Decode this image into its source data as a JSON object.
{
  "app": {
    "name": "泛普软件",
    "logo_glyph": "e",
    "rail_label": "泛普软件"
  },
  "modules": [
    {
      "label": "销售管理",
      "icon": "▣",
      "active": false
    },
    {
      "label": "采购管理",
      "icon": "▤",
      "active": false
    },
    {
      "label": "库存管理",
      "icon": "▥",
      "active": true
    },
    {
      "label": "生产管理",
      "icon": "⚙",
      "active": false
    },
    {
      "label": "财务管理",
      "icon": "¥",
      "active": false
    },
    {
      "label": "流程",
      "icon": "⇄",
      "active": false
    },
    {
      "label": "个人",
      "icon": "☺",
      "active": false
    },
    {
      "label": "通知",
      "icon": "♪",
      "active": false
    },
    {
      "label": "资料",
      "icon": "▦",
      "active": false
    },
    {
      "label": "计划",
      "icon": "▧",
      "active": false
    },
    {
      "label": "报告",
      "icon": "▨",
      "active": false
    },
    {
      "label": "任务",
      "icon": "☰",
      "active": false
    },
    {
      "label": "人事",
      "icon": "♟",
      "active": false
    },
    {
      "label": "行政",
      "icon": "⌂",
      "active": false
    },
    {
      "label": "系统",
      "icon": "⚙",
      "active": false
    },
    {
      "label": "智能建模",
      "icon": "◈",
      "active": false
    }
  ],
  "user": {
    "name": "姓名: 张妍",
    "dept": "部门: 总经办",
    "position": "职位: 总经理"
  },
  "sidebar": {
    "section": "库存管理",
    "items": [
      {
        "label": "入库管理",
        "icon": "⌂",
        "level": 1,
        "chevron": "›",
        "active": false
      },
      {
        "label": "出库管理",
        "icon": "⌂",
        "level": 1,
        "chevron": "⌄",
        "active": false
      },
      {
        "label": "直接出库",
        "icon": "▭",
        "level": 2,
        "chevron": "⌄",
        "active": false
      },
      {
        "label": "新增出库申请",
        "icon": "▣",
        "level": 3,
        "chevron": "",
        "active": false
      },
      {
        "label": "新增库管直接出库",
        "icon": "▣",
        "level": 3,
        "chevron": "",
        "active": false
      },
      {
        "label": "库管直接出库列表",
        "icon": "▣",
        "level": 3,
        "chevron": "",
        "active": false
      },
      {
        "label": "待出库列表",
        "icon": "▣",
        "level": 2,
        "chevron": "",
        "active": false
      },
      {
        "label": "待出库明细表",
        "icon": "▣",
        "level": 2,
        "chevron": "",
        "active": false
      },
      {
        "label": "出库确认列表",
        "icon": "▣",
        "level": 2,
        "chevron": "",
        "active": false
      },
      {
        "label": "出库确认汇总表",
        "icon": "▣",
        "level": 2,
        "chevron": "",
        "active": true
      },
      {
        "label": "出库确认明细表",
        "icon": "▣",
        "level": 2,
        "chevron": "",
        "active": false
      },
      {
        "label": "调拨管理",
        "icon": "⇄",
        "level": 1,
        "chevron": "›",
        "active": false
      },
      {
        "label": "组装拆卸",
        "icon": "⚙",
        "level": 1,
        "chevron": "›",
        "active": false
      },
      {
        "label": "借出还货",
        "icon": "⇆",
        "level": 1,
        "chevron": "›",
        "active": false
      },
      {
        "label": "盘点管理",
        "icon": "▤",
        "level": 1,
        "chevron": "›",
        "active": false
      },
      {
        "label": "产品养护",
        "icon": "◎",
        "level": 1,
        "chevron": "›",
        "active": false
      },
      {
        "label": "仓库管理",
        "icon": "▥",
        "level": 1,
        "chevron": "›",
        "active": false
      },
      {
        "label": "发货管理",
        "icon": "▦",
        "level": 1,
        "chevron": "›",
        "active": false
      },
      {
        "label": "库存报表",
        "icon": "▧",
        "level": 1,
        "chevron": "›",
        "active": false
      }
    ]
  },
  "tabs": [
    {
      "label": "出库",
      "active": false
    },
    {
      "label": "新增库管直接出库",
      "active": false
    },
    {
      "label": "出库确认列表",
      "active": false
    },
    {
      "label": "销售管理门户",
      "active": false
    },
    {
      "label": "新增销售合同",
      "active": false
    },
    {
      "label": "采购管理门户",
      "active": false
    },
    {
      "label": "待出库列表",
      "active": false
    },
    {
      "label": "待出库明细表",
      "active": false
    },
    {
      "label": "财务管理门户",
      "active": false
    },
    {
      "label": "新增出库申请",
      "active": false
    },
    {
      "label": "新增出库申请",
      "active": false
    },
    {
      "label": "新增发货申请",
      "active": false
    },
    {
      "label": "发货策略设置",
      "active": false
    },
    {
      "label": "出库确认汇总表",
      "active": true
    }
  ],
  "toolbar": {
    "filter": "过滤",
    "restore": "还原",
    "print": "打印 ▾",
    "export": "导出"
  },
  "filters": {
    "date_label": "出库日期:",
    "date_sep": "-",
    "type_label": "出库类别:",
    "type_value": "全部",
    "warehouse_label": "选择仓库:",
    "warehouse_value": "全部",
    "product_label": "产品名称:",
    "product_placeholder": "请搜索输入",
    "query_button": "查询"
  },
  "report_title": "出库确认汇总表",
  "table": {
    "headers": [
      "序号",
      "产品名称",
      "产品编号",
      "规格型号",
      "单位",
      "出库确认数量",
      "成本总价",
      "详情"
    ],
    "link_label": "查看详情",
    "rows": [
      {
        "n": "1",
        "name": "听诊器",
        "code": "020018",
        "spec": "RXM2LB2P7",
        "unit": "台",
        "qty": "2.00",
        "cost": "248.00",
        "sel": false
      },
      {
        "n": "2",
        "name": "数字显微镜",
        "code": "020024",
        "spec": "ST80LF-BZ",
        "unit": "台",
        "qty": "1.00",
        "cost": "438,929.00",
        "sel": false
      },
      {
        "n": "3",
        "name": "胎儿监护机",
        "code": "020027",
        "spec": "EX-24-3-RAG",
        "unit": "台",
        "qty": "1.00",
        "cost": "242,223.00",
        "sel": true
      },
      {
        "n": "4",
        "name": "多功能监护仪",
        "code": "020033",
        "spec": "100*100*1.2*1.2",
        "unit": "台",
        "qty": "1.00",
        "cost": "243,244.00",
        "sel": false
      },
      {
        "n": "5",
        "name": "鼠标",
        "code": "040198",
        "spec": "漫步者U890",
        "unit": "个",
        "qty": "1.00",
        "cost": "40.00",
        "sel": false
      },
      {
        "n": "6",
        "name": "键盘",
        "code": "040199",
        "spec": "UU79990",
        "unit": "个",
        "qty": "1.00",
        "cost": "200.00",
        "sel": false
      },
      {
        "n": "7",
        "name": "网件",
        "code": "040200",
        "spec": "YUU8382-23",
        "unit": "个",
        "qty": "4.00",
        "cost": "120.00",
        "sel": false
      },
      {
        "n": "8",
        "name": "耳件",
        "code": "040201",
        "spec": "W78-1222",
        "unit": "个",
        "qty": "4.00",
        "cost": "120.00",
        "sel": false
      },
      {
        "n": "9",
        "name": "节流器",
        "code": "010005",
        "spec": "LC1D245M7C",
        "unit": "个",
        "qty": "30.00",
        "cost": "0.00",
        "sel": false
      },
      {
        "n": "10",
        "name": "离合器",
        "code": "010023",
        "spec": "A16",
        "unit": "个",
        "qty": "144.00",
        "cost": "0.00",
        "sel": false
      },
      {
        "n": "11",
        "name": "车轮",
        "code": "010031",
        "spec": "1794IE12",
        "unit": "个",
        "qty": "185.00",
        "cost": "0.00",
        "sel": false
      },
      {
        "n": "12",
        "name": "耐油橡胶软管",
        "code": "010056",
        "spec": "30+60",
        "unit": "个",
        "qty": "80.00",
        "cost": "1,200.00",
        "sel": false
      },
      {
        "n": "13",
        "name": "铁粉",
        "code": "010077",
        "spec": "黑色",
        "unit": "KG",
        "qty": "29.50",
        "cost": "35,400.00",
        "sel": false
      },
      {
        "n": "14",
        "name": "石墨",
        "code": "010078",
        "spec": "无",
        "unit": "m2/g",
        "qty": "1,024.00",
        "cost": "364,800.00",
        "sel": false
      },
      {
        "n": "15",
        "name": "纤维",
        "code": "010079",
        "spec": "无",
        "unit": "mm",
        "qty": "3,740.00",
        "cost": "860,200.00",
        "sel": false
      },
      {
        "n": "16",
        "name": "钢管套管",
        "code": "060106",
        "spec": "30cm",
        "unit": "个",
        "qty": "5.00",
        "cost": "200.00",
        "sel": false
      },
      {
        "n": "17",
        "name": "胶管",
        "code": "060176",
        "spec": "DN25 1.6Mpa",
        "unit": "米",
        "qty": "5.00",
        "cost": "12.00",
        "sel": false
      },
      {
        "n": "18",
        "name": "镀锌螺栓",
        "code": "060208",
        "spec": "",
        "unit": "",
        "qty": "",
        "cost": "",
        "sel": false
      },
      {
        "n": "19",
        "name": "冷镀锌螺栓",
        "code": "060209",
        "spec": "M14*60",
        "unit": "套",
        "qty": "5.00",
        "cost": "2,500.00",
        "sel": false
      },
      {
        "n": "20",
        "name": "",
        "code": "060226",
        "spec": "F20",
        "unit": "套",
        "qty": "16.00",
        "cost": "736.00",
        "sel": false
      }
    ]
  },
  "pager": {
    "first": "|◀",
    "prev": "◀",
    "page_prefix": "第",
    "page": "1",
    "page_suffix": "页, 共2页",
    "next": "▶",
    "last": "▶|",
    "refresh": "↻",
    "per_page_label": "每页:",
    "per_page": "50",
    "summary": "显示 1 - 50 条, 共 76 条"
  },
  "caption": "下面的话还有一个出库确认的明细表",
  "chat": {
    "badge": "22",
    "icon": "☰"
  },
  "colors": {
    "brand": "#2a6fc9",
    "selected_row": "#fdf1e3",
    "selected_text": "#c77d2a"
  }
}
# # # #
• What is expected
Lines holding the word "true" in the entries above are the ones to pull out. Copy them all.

• Answer to this task
      "active": true
        "active": true
      "active": true
        "sel": true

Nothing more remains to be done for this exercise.